Items from an interface collection
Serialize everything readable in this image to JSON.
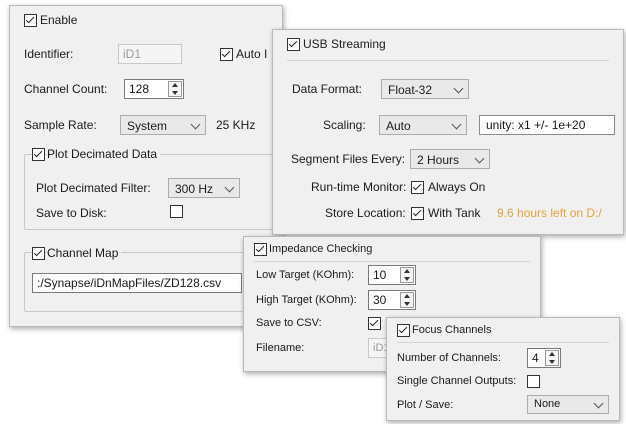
{
  "main_panel": {
    "enable_label": "Enable",
    "enable_checked": true,
    "identifier_label": "Identifier:",
    "identifier_value": "iD1",
    "auto_label": "Auto I",
    "auto_checked": true,
    "channel_count_label": "Channel Count:",
    "channel_count_value": "128",
    "sample_rate_label": "Sample Rate:",
    "sample_rate_value": "System",
    "sample_rate_freq": "25 KHz",
    "plot_decimated_label": "Plot Decimated Data",
    "plot_decimated_checked": true,
    "plot_filter_label": "Plot Decimated Filter:",
    "plot_filter_value": "300 Hz",
    "save_to_disk_label": "Save to Disk:",
    "save_to_disk_checked": false,
    "channel_map_label": "Channel Map",
    "channel_map_checked": true,
    "channel_map_path": ":/Synapse/iDnMapFiles/ZD128.csv"
  },
  "usb_panel": {
    "title": "USB Streaming",
    "checked": true,
    "data_format_label": "Data Format:",
    "data_format_value": "Float-32",
    "scaling_label": "Scaling:",
    "scaling_value": "Auto",
    "unity_text": "unity:  x1   +/-  1e+20",
    "segment_label": "Segment Files Every:",
    "segment_value": "2 Hours",
    "runtime_label": "Run-time Monitor:",
    "runtime_option": "Always On",
    "runtime_checked": true,
    "store_label": "Store Location:",
    "store_option": "With Tank",
    "store_checked": true,
    "store_warning": "9.6 hours left on D:/",
    "warning_color": "#e2a33a"
  },
  "impedance_panel": {
    "title": "Impedance Checking",
    "checked": true,
    "low_label": "Low Target (KOhm):",
    "low_value": "10",
    "high_label": "High Target (KOhm):",
    "high_value": "30",
    "save_csv_label": "Save to CSV:",
    "save_csv_checked": true,
    "filename_label": "Filename:",
    "filename_value": "iD1"
  },
  "focus_panel": {
    "title": "Focus Channels",
    "checked": true,
    "num_channels_label": "Number of Channels:",
    "num_channels_value": "4",
    "single_outputs_label": "Single Channel Outputs:",
    "single_outputs_checked": false,
    "plot_save_label": "Plot / Save:",
    "plot_save_value": "None"
  }
}
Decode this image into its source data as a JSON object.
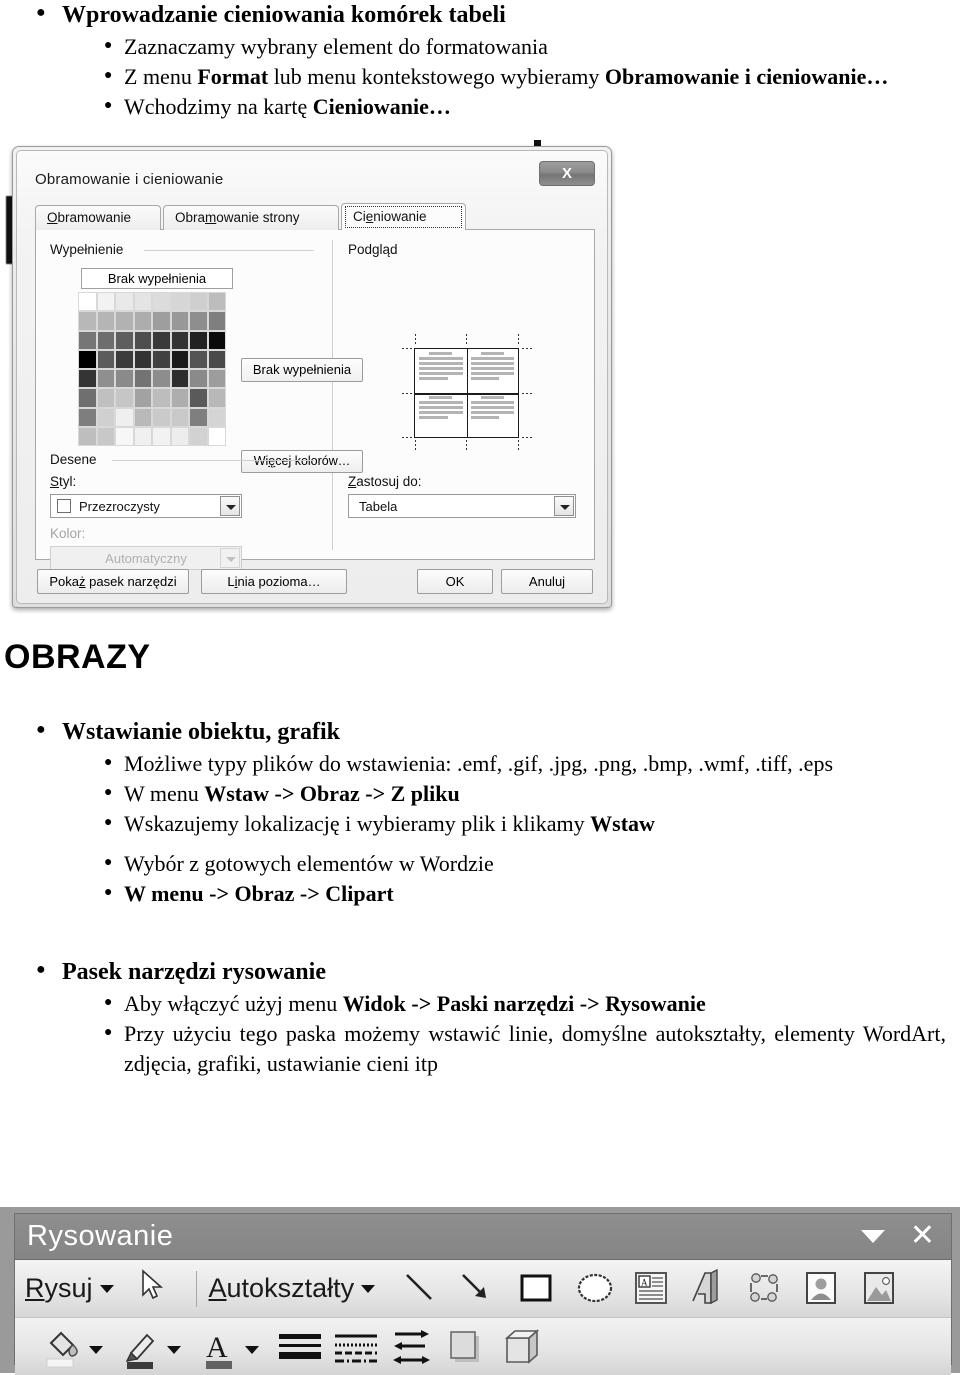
{
  "slide1": {
    "bullet_main": "Wprowadzanie cieniowania komórek tabeli",
    "sub": [
      "Zaznaczamy wybrany element do formatowania",
      "Z menu Format lub menu kontekstowego wybieramy Obramowanie i cieniowanie…",
      "Wchodzimy na kartę Cieniowanie…"
    ]
  },
  "dialog": {
    "title": "Obramowanie i cieniowanie",
    "close_label": "X",
    "tabs": [
      {
        "label": "Obramowanie",
        "underline": "O",
        "active": false
      },
      {
        "label": "Obramowanie strony",
        "underline": "m",
        "active": false
      },
      {
        "label": "Cieniowanie",
        "underline": "e",
        "active": true
      }
    ],
    "fill_group_label": "Wypełnienie",
    "no_fill_button_top": "Brak wypełnienia",
    "no_fill_button_mid": "Brak wypełnienia",
    "more_colors_button": "Więcej kolorów…",
    "patterns_group_label": "Desene",
    "style_label": "Styl:",
    "style_value": "Przezroczysty",
    "color_label": "Kolor:",
    "color_value": "Automatyczny",
    "preview_label": "Podgląd",
    "apply_to_label": "Zastosuj do:",
    "apply_to_value": "Tabela",
    "buttons": {
      "show_toolbar": "Pokaż pasek narzędzi",
      "horizontal_line": "Linia pozioma…",
      "ok": "OK",
      "cancel": "Anuluj"
    },
    "swatch_grid": {
      "rows": 8,
      "cols": 8,
      "colors": [
        [
          "#ffffff",
          "#f2f2f2",
          "#e9e9e9",
          "#e4e4e4",
          "#dcdcdc",
          "#d6d6d6",
          "#cfcfcf",
          "#bdbdbd"
        ],
        [
          "#b8b8b8",
          "#b5b5b5",
          "#b2b2b2",
          "#adadad",
          "#9e9e9e",
          "#989898",
          "#8e8e8e",
          "#7f7f7f"
        ],
        [
          "#767676",
          "#6d6d6d",
          "#5e5e5e",
          "#4e4e4e",
          "#3a3a3a",
          "#333333",
          "#222222",
          "#0a0a0a"
        ],
        [
          "#000000",
          "#5c5c5c",
          "#3c3c3c",
          "#333333",
          "#414141",
          "#191919",
          "#545454",
          "#4a4a4a"
        ],
        [
          "#343434",
          "#8f8f8f",
          "#8a8a8a",
          "#737373",
          "#8d8d8d",
          "#2e2e2e",
          "#8a8a8a",
          "#9d9d9d"
        ],
        [
          "#6f6f6f",
          "#c0c0c0",
          "#c6c6c6",
          "#a2a2a2",
          "#bdbdbd",
          "#aeaeae",
          "#5a5a5a",
          "#b8b8b8"
        ],
        [
          "#7e7e7e",
          "#d0d0d0",
          "#efefef",
          "#b9b9b9",
          "#cacaca",
          "#c9c9c9",
          "#7f7f7f",
          "#d4d4d4"
        ],
        [
          "#bebebe",
          "#c8c8c8",
          "#f7f7f7",
          "#f0f0f0",
          "#f2f2f2",
          "#ededed",
          "#d2d2d2",
          "#ffffff"
        ]
      ]
    }
  },
  "slide2": {
    "section_title": "OBRAZY",
    "group1_title": "Wstawianie obiektu, grafik",
    "group1_items": [
      "Możliwe typy plików do wstawienia: .emf, .gif, .jpg, .png, .bmp, .wmf, .tiff, .eps",
      "W menu Wstaw -> Obraz -> Z pliku",
      "Wskazujemy lokalizację i wybieramy plik i klikamy Wstaw",
      "Wybór z gotowych elementów w Wordzie",
      "W menu -> Obraz -> Clipart"
    ],
    "group2_title": "Pasek narzędzi rysowanie",
    "group2_items": [
      "Aby włączyć użyj menu Widok -> Paski narzędzi -> Rysowanie",
      "Przy użyciu tego paska możemy wstawić linie, domyślne autokształty, elementy WordArt, zdjęcia, grafiki, ustawianie cieni itp"
    ]
  },
  "toolbar": {
    "title": "Rysowanie",
    "caret_label": "▼",
    "close_label": "✕",
    "draw_menu": "Rysuj",
    "autoshapes_menu": "Autokształty",
    "row1_icons": [
      "select-objects-icon",
      "line-icon",
      "arrow-icon",
      "rectangle-icon",
      "oval-icon",
      "text-box-icon",
      "wordart-icon",
      "diagram-icon",
      "clipart-icon",
      "picture-icon"
    ],
    "row2_icons": [
      "fill-color-icon",
      "fill-color-dropdown",
      "line-color-icon",
      "line-color-dropdown",
      "font-color-icon",
      "font-color-dropdown",
      "line-style-icon",
      "dash-style-icon",
      "arrow-style-icon",
      "shadow-style-icon",
      "3d-style-icon"
    ]
  },
  "colors": {
    "toolbar_bg": "#9a9a9a",
    "toolbar_title_bg": "#8a8a8a",
    "dialog_bg": "#f0f0f0",
    "text": "#000000"
  }
}
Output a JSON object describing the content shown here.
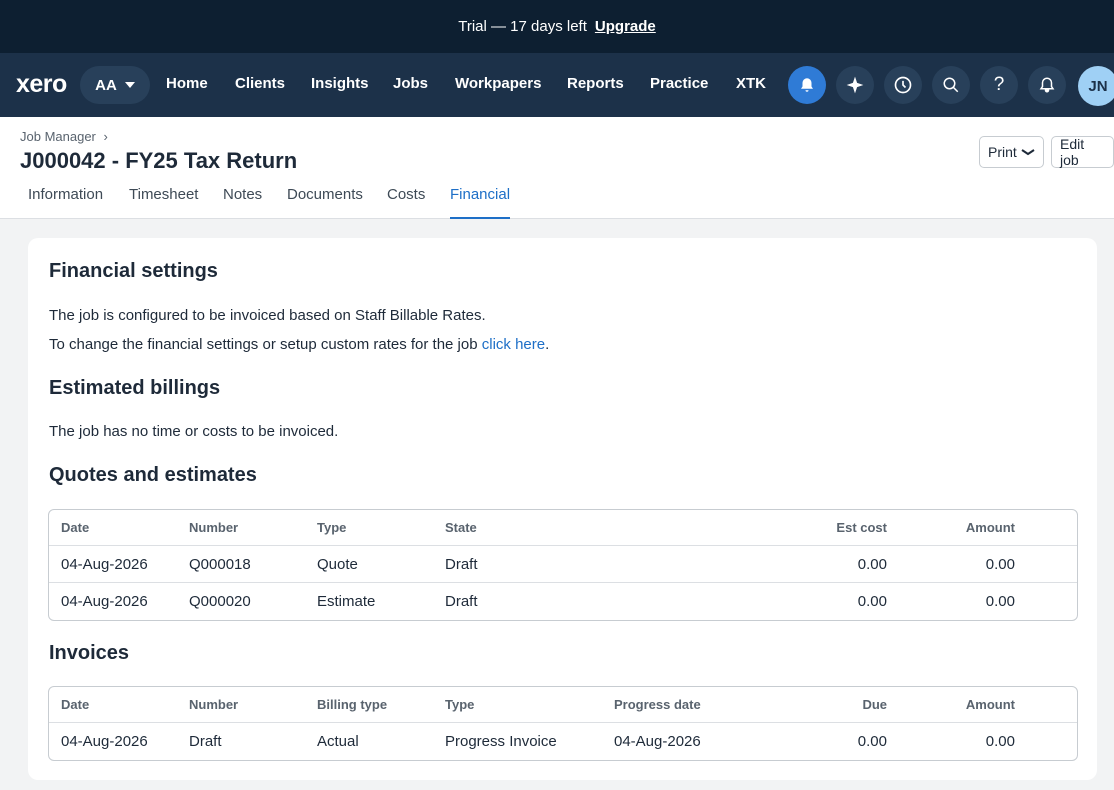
{
  "trial": {
    "text": "Trial — 17 days left",
    "upgrade": "Upgrade"
  },
  "nav": {
    "logo": "xero",
    "org": "AA",
    "items": [
      "Home",
      "Clients",
      "Insights",
      "Jobs",
      "Workpapers",
      "Reports",
      "Practice",
      "XTK"
    ],
    "icons": [
      "bell-icon",
      "sparkle-icon",
      "clock-icon",
      "search-icon",
      "help-icon",
      "notification-icon"
    ],
    "avatar": "JN"
  },
  "header": {
    "breadcrumb": "Job Manager",
    "breadcrumb_sep": "›",
    "title": "J000042 - FY25 Tax Return",
    "tabs": [
      "Information",
      "Timesheet",
      "Notes",
      "Documents",
      "Costs",
      "Financial"
    ],
    "active_tab": "Financial",
    "print_label": "Print",
    "edit_label": "Edit job"
  },
  "financial": {
    "heading": "Financial settings",
    "line1": "The job is configured to be invoiced based on Staff Billable Rates.",
    "line2": "To change the financial settings or setup custom rates for the job",
    "link": "click here",
    "line2_end": "."
  },
  "estimated": {
    "heading": "Estimated billings",
    "text": "The job has no time or costs to be invoiced."
  },
  "quotes": {
    "heading": "Quotes and estimates",
    "columns": [
      "Date",
      "Number",
      "Type",
      "State",
      "Est cost",
      "Amount"
    ],
    "rows": [
      [
        "04-Aug-2026",
        "Q000018",
        "Quote",
        "Draft",
        "0.00",
        "0.00"
      ],
      [
        "04-Aug-2026",
        "Q000020",
        "Estimate",
        "Draft",
        "0.00",
        "0.00"
      ]
    ]
  },
  "invoices": {
    "heading": "Invoices",
    "columns": [
      "Date",
      "Number",
      "Billing type",
      "Type",
      "Progress date",
      "Due",
      "Amount"
    ],
    "rows": [
      [
        "04-Aug-2026",
        "Draft",
        "Actual",
        "Progress Invoice",
        "04-Aug-2026",
        "0.00",
        "0.00"
      ]
    ]
  },
  "colors": {
    "nav_bg": "#1c3149",
    "trial_bg": "#0d1f31",
    "accent": "#1e6fc7",
    "active_icon": "#2f7bd6"
  }
}
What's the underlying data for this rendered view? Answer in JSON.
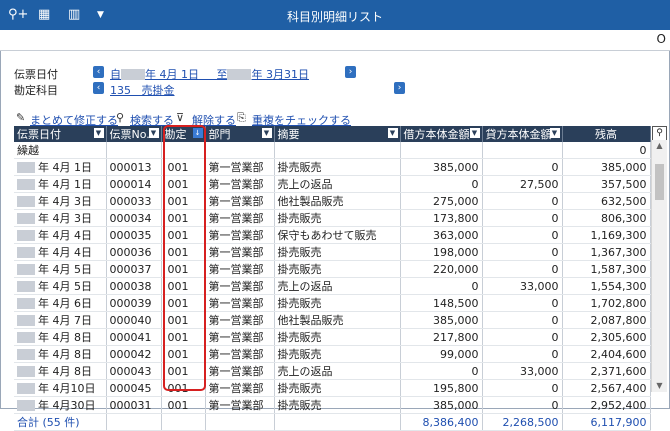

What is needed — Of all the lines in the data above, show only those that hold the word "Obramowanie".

Response for this exercise —
      "Z menu Format lub menu kontekstowego wybieramy Obramowanie i cieniowanie…",
    "title": "Obramowanie i cieniowanie",
        "label": "Obramowanie",
        "label": "Obramowanie strony",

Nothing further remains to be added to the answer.